Paul Selden, a palaeontologist at the University of Kansas, is known as Sherlock Holmes in the archaeological community, according tomedia CNET. Selden’s “investigation” revealed that a large spider was actually a doctored crayfish, revealing that it was a fake fossil.
Staff at the Dalian Museum of Nature in China bought the spider from locals and published a description of the creature. The paper calls it a new spider species called Mongolarachne Chaoyangensis. Not only is the fossil huge, but its legs, eyes and parts of the body look strange.
Selden was invited to look closely at the fossil. “I realized that what had happened was that I had found a poorly preserved crayfish and someone had drawn some legs on it,” Selden said in a news release Thursday from the University of Kansas. “
Selden and a team of scientists published a story in the journal Paleontology about how they found out: “Mongolarachne Chaoyangensis, a giant spider from the Cretaceous County group in China, is a crayfish. “
Researchers in Kansas used an imaging technique called fluorescence microscopy to determine which parts were real fossils and which parts were painted.
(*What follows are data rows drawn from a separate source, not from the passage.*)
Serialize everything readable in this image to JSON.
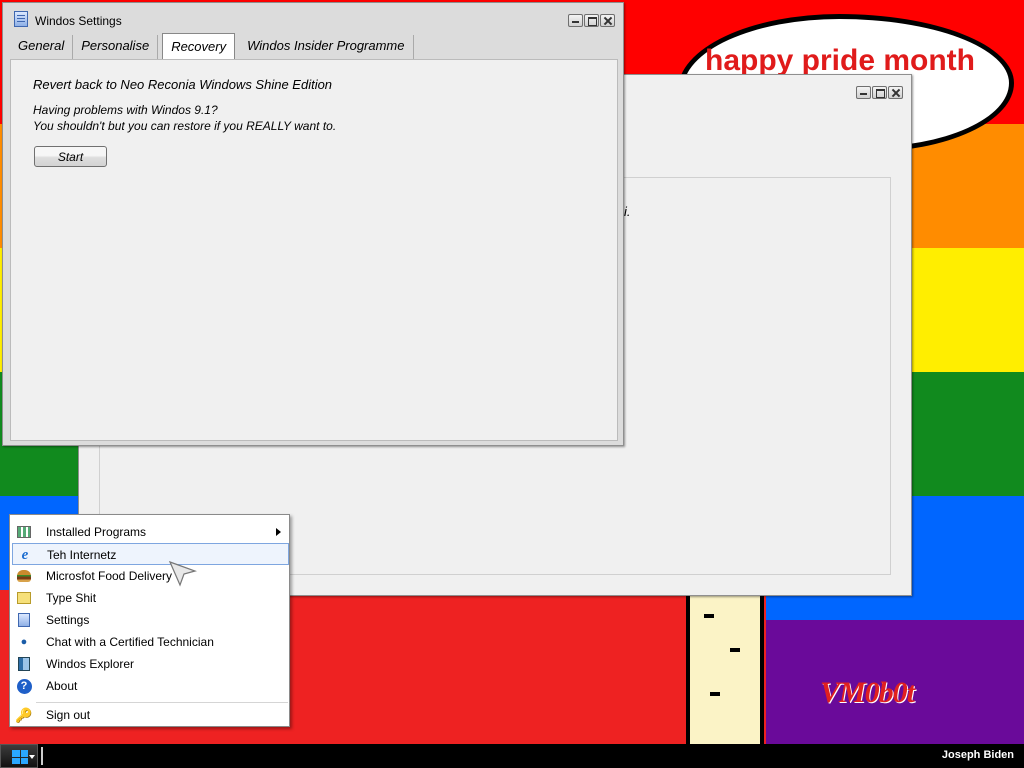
{
  "wallpaper": {
    "cloud_text": "happy pride month",
    "signature": "VM0b0t"
  },
  "background_window": {
    "fragment": "i."
  },
  "settings_window": {
    "title": "Windos Settings",
    "tabs": [
      {
        "label": "General",
        "active": false
      },
      {
        "label": "Personalise",
        "active": false
      },
      {
        "label": "Recovery",
        "active": true
      },
      {
        "label": "Windos Insider Programme",
        "active": false
      }
    ],
    "recovery": {
      "heading": "Revert back to Neo Reconia Windows Shine Edition",
      "problem_line": "Having problems with Windos 9.1?",
      "restore_line": "You shouldn't but you can restore if you REALLY want to.",
      "start_button": "Start"
    }
  },
  "start_menu": {
    "items": [
      {
        "label": "Installed Programs",
        "icon": "grid-icon",
        "submenu": true
      },
      {
        "label": "Teh Internetz",
        "icon": "internet-explorer-icon",
        "highlighted": true
      },
      {
        "label": "Microsfot Food Delivery",
        "icon": "burger-icon"
      },
      {
        "label": "Type Shit",
        "icon": "notepad-icon"
      },
      {
        "label": "Settings",
        "icon": "settings-icon"
      },
      {
        "label": "Chat with a Certified Technician",
        "icon": "technician-icon"
      },
      {
        "label": "Windos Explorer",
        "icon": "explorer-icon"
      },
      {
        "label": "About",
        "icon": "about-icon"
      }
    ],
    "sign_out": {
      "label": "Sign out",
      "icon": "key-icon"
    }
  },
  "taskbar": {
    "user": "Joseph Biden"
  },
  "colors": {
    "accent": "#2aa7ff",
    "menu_highlight_border": "#7ea6e0",
    "cloud_text": "#e01b1b"
  }
}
The paint on the fossils is doing quite well. Selden says the fake fossils are intended to make money, but papers on fake fossils rarely appear in academic journals.
“The people who describe it are very good palaeontologists, they’re not spider experts, ” he says. This may lead to them being cheated. “